▶ **Problem description**: Copy the result of filtering the entries below for lines that include the string "icon".
:: Listed entries ::
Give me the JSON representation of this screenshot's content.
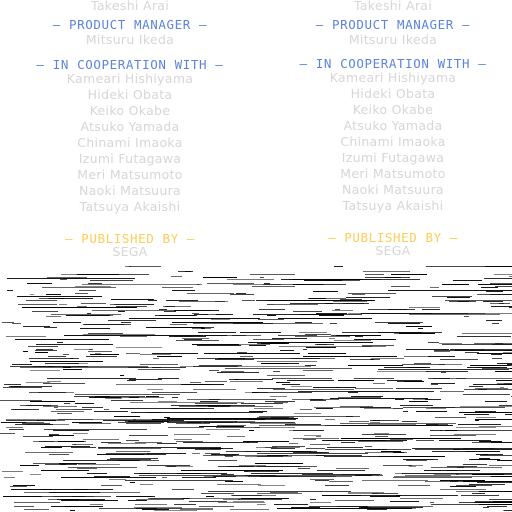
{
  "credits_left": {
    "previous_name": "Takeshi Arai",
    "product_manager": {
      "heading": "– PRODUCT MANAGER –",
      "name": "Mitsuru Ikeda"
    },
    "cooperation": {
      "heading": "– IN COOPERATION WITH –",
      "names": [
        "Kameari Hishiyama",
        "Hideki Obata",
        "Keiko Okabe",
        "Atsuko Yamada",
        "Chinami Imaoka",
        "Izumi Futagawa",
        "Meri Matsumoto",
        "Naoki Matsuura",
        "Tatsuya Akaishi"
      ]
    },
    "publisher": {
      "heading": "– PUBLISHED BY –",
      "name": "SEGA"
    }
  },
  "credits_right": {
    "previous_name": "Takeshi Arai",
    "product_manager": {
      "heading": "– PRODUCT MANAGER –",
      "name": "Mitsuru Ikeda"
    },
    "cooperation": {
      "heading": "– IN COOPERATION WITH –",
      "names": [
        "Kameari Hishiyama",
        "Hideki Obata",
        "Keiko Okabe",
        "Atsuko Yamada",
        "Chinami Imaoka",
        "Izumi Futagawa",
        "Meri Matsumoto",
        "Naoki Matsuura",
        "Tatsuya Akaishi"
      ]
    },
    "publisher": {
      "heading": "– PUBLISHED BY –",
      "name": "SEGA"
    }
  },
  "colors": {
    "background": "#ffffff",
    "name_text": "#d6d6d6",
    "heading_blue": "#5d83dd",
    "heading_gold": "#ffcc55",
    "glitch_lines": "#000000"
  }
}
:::
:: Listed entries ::
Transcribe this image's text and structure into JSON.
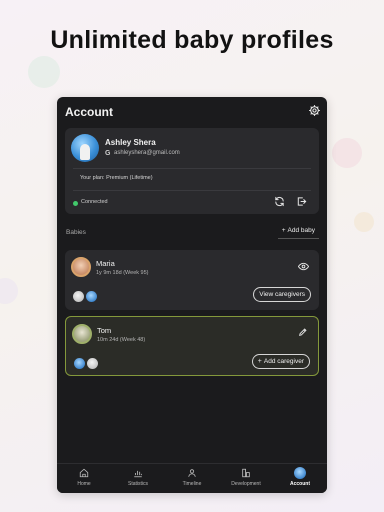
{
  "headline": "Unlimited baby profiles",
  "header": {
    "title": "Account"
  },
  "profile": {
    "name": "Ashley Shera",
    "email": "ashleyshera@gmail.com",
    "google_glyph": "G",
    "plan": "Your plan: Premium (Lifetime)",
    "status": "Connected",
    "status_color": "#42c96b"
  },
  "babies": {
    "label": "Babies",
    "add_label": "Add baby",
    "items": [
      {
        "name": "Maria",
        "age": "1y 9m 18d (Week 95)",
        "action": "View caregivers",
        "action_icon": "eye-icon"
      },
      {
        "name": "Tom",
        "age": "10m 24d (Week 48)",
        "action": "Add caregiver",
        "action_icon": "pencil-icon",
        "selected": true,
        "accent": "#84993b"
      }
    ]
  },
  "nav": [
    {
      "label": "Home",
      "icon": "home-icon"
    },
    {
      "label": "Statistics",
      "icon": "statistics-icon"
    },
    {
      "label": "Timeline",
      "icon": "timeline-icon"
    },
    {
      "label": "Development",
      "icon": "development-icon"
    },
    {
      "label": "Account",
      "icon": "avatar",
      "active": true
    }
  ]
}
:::
▶ **Finished exercise**:
        "action_icon": "eye-icon"
        "action_icon": "pencil-icon",
      "icon": "home-icon"
      "icon": "statistics-icon"
      "icon": "timeline-icon"
      "icon": "development-icon"
      "icon": "avatar",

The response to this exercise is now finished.